MD Anderson genetics chair Guillermina Lozano wins AACR lectureship
The first of six awards to scientists at The University of Texas MD Anderson Cancer Center at this year's AACR Annual Meeting 2013 went to Guillermina "Gigi" Lozano, Ph.D., chair and professor in the Department of Genetics.
Lozano Saturday received the 16th annual Women in Cancer Research Charlotte Friend Memorial Lectureship awarded by The American Association for Cancer Research (AACR) recognizing her contributions to the field of cancer research and the advancement of women in science.
Lozano delivered her award lecture, "Activities of Mutant p53 Proteins in Cancer," Saturday evening.
Expert on tumor-suppressor p53
Lozano presented her research showing that the chemotherapy drug doxorubicin is more effective against breast cancer with mutant p53 rather than normal p53.
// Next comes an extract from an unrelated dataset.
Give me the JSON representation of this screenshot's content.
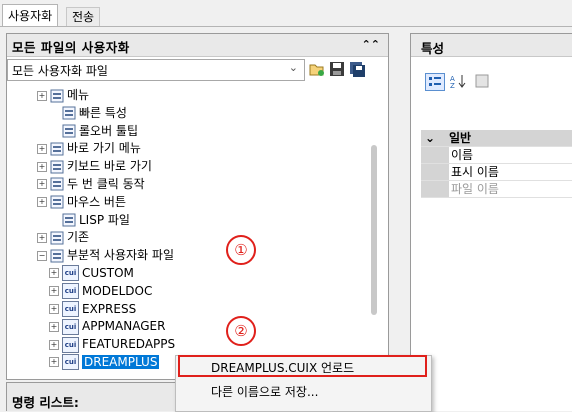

"It is an incredible honor to be in the same company as Dr. Friend, a researcher who has inspired future generations of female scientists looking to excel in their research," said Lozano. "What drives me is the hope that someday my research will translate into novel therapies targeting p53, ultimately impacting clinical care and saving the lives of patients affected by cancer."
Lozano's lab at MD Anderson was the first to establish p53 as a transcriptional activator of other genes. Their landmark study published in Science in 1989 identified a p53 transactivation domain and showed that p53 mutants failed to activate transcription, paving the way for important discoveries regarding its mechanism in the development of numerous cancers including breast, colon, lung and ovarian cancer.
Her subsequent research provided the necessary mouse models to validate the critical gatekeeper role the protein Mdm2 plays in regulating p53 activity, as well as establishing the importance of dual functions of p53 in preventing tumor development where it not only forces cell death, but also halts a defective cell's ability to reproduce and helps maintain genomic stability. Most recently she has explored how mutant p53 proteins contribute to cancer development and treatment outcomes.
Lozano celebrates her 25th anniversary at MD Anderson this year. Over the course of her career, she has published 179 peer-reviewed articles in prestigious scientific journals, reviews and book chapters . She has devoted extensive efforts to teaching young scientists, an aspect of her work that she finds exceptionally rewarding.
Enjoys two-way learning of teaching
"Not only do I love teaching and helping those who want to learn, but I also enjoy the two-way learning that takes place between the generations and the insights that occur as both aim to push the progress of cancer research," Lozano said. Twenty-five graduate students have received M.S. and Ph.D. degrees under her direction and she has trained 34 postdoctoral students and fellows in her lab.
She credits the mentorship of Arnold Levine, Ph.D., her postgraduate advisor at Princeton University and the discoverer of p53, and Peter Mueller of the Max Planck Institute for their guidance early in and throughout her career. "Their invaluable perspective has driven me to reach for goals I might never have dreamed of," Lozano said. She also is thankful for the support of her husband and daughter noting, "They keep me from doing too much at once."
Her research program has been supported by continuous funding from the National Cancer Institute. Other honors include the Sixth Annual AACR-Minorities in Cancer Research Jane Cooke Wright Lectureship and a position on the Scientific Advisory Committee for Stand Up To Cancer (SU2C). She was elected a fellow of the American Association for the Advancement of Science in 2011.
Lozano is a distinguished alumnus of both University of Medicine & Dentistry of New Jersey - Graduate School of Biomedical Sciences and The University of Texas Pan American. Lozano received her Ph.D. from Rutgers University and completed post-graduate work at Princeton University.